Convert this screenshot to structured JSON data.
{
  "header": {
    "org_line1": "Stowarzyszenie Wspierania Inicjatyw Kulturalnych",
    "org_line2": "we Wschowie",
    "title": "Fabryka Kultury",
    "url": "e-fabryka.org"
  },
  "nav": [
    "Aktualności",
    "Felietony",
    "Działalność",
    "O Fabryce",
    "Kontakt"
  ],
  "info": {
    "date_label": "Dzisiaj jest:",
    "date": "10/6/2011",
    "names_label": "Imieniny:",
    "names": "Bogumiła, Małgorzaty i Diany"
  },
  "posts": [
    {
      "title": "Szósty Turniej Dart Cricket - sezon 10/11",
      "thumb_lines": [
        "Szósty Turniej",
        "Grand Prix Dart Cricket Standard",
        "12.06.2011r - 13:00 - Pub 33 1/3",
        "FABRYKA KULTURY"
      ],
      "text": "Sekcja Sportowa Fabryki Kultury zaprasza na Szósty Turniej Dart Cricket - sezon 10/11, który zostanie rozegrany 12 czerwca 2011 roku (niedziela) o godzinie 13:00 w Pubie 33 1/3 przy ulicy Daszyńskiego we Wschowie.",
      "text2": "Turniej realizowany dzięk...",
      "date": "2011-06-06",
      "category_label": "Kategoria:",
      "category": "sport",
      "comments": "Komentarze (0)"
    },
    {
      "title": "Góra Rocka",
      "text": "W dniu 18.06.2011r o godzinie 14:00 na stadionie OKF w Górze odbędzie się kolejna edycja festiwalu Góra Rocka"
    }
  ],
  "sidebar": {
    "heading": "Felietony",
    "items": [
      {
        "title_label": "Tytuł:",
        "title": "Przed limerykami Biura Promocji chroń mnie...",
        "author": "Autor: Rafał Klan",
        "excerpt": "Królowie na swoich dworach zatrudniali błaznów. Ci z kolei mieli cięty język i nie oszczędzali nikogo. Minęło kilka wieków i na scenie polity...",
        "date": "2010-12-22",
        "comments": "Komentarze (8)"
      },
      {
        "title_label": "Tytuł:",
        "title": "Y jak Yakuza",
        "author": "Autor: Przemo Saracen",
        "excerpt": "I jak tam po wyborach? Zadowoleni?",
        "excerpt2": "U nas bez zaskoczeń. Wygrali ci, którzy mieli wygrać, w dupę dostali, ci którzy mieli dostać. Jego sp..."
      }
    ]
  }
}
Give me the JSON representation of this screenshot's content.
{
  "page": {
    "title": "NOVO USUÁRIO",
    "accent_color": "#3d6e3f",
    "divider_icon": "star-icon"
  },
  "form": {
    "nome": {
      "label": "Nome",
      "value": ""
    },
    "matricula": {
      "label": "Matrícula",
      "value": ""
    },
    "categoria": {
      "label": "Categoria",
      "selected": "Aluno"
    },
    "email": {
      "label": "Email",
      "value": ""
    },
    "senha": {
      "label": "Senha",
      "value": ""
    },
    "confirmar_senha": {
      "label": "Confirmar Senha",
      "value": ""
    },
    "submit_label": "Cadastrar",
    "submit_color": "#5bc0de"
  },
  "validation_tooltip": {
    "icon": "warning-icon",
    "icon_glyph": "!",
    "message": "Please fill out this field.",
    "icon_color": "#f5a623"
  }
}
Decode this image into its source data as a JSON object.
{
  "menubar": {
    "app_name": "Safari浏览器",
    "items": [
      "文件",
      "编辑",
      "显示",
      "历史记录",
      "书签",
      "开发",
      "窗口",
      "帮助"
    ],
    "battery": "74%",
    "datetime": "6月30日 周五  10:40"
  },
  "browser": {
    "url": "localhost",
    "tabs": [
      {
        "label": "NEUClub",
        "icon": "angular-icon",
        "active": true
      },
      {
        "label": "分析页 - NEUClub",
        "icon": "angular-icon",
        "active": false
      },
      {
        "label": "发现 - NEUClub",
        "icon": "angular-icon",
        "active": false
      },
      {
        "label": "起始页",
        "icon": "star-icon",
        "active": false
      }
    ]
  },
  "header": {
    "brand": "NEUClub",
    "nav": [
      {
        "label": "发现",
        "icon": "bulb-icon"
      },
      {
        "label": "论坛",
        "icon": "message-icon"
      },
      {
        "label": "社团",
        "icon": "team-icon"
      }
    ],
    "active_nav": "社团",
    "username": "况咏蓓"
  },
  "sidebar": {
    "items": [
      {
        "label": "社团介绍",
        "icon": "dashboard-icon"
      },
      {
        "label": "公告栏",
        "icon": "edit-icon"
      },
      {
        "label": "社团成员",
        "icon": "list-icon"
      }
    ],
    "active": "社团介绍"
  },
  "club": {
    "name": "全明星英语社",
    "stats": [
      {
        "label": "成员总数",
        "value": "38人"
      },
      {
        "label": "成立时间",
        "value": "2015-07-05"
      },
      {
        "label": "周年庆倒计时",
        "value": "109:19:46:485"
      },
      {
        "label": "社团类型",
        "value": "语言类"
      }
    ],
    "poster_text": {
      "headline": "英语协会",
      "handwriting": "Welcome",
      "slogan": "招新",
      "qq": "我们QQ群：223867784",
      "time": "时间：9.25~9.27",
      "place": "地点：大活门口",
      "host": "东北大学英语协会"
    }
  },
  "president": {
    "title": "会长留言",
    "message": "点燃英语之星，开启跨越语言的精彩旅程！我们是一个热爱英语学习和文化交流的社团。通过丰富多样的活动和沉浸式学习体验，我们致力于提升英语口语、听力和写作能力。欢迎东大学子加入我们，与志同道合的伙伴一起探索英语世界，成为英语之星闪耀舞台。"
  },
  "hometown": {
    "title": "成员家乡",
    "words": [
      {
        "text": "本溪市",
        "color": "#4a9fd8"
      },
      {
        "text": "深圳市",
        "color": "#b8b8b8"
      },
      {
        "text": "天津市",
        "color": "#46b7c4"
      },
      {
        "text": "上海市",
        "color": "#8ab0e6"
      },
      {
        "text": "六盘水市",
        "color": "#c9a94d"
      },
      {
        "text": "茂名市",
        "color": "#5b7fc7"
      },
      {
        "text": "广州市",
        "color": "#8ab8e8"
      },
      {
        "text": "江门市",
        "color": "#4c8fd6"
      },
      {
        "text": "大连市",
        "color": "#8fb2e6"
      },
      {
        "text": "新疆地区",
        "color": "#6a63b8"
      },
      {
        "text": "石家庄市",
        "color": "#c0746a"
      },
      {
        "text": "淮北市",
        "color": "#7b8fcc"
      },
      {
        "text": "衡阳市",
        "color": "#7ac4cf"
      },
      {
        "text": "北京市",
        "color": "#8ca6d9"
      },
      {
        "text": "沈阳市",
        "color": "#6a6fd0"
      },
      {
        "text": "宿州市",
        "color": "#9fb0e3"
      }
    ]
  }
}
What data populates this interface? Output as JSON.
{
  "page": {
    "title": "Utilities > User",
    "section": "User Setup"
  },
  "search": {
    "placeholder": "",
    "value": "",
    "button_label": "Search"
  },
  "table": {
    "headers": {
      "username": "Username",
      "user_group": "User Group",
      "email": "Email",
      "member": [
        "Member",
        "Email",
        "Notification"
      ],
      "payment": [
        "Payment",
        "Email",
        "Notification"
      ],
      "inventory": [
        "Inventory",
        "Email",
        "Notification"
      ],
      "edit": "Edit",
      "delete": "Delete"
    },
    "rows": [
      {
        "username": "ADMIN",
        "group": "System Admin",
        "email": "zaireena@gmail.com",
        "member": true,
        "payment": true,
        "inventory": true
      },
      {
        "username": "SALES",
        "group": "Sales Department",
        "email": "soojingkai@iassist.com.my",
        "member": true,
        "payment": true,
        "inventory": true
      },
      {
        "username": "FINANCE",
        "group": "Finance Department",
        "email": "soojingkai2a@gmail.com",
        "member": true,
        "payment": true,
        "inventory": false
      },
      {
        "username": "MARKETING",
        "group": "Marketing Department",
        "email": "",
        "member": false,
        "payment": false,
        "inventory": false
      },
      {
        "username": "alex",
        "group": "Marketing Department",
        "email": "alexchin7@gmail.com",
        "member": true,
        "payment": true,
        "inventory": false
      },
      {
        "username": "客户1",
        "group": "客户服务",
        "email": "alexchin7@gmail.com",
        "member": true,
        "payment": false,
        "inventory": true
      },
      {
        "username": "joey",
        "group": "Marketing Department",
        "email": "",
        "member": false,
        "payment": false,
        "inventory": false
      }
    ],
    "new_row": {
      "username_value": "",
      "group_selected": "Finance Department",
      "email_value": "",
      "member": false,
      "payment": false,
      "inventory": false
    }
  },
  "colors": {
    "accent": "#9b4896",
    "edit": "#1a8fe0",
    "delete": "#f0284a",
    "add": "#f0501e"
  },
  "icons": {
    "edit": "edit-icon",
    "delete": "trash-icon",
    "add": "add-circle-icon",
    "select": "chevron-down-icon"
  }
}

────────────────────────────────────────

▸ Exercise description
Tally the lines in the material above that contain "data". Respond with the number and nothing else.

▸ Reply to the exercise
3